The Morris-Jumel Mansion (right photo) has an intriguing story and historic connections to George Washington, Aaron Burr, the wealthiest woman in Colonial America, and is allegedly haunted by more than one ghost. It was used by General George Washington as his Revolutionary War headquarters after his troops retreated from lower Manhattan on September 14, 1776. After the war in 1790, President Washington dined here with his cabinet members and their wives.
Washington Heights, the highest point in Manhattan, was an ideal spot with strategic views for observing troop movements. The Battle of Harlem Heights was planned here before Washington was forced to evacuate most of his army from Manhattan. The house later became the headquarters of British General Sir Henry Clinton, and finally that of the Hessian commander, Baron Wilhelm von Knyphausen, a German fighting for the British Army with Hessian mercenaries.
In 1765, this Georgian frame-and-shingle house was built as a summer home by Colonel Roger Morris, a British Tory, for his wealthy American wife and perhaps George Washington's first love, Mary Philipse Morris. The original estate covered an astoundingly large part of upper Manhattan, an area of 135 acres straight across the island. In 1810, a wealthy French wine merchant, Stephen Jumel, purchased and remodeled the mansion in a Federal style. Jumel lived there with his wife, Eliza Bowen Jumel. Eliza was raised in a brothel, was once a courtesan, briefly lived in France where she collected art, was a friend of Napoleon's, and supposedly kicked out of France by Louis XVII.
Following Jumel’s death, Eliza married former Vice President Aaron Burr who used her money to pay off his numerous and large debts. The Burr/Jumel marriage lasted a short time and ended with a nasty divorce and much gossip. Each party accused the other of being unfaithful and, apparently, accusations of both were true. Burr, 77 years old at the time, was alleged to have had an affair with a 26-year-old woman. Burr called his wife "the Madam of the Heights" and one of Burr's contemporaries described Eliza as: "born a bastard, in youth a prostitute, in middle age a social climber, died an eccentric." On the day the divorce was finalized, Burr suffered a stroke and died at a Staten Island hotel. Eliza's divorce lawyer just happened to be none other than Alexander Hamilton, Jr. Eliza lived at the mansion until her death in 1865. She left all of her money to a local church and charities and nothing to her relatives.

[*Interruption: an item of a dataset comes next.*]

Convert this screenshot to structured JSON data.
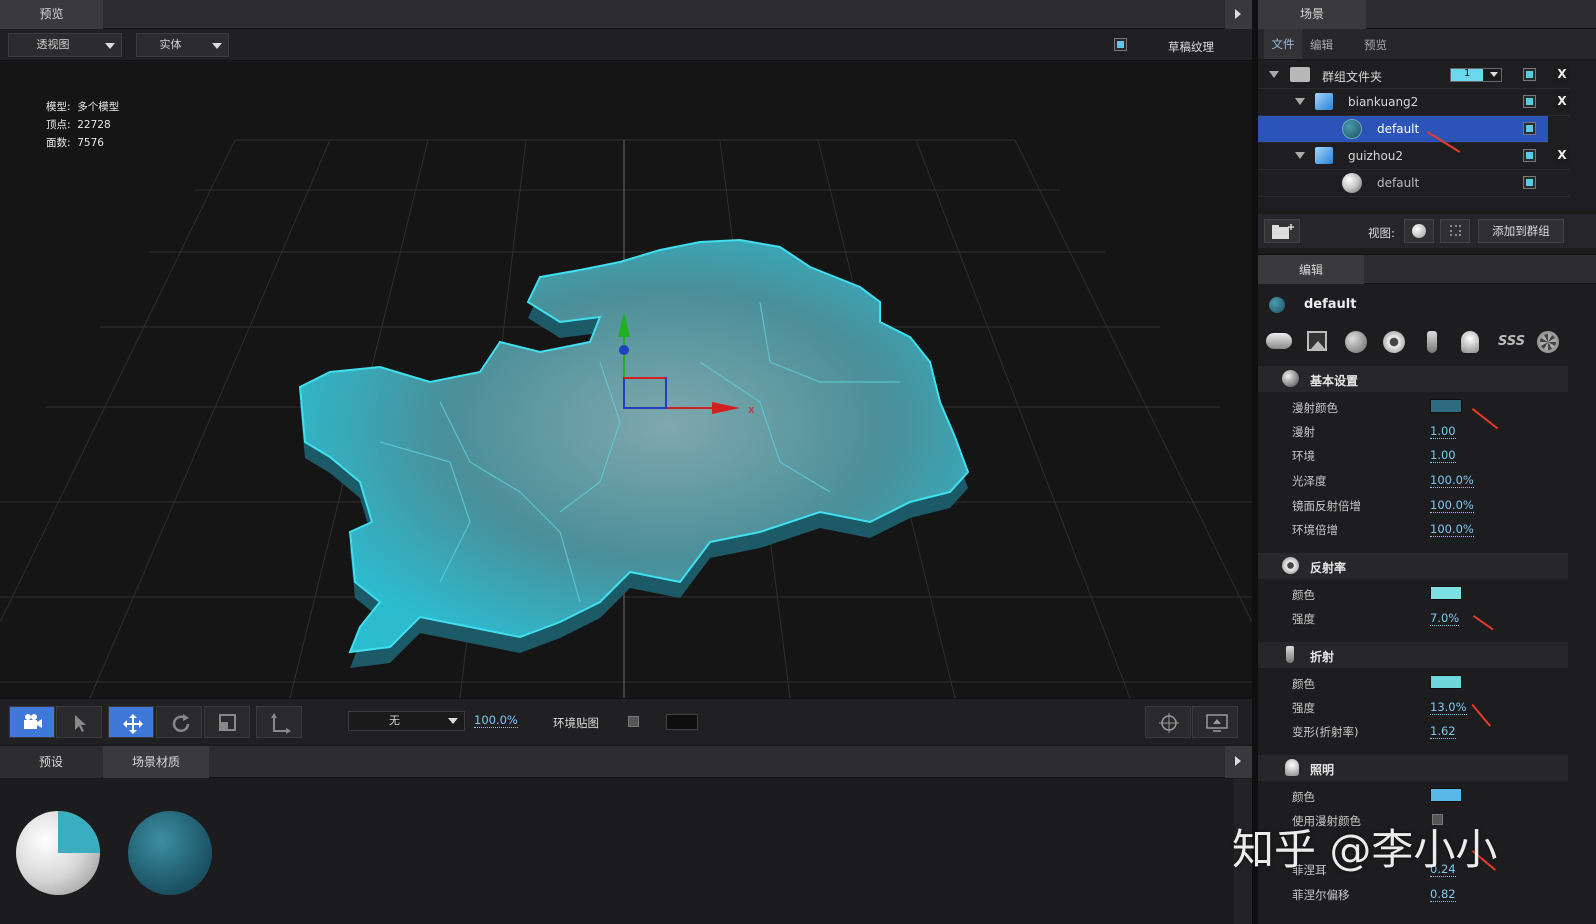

Located at 160th Street and Edgecombe Avenue in Washington Heights, the mansion is the oldest extant residence in Manhattan. It has 19 rooms, is known for its Palladian forms, beautiful Georgian interiors, and has what is believed to be the country’s first octagonal room. Legend claims that it's haunted by the ghosts of a wandering Hessian soldier who died there, a female servant who commited suicide there, Burr himself, and, of course, the very colorful Eliza.
A carriage driveway of cobblestones leading to the mansion (left photo above) was sold in 1882 and converted into Sylvan Terrace. The 22 row-houses of wood clapboard siding and high-stoops are examples of the frame dwellings once common in northern Manhattan. Sylvan Terrace has been featured in films and television series including Boardwalk Empire. Eliza Jumel's cook and a freed slave, Anne Northrup, was the wife of Solomon Northrup the kidnapped slave whose story is told in the Oscar winning film, Twelve Years A Slave.
Morris-Jumel Mansion is a New York Preservation Commission landmark and on the National Register of Historic Places. Playwright, actor Lin Manual Miranda, wrote some of the musical Hamilton at this historic spot.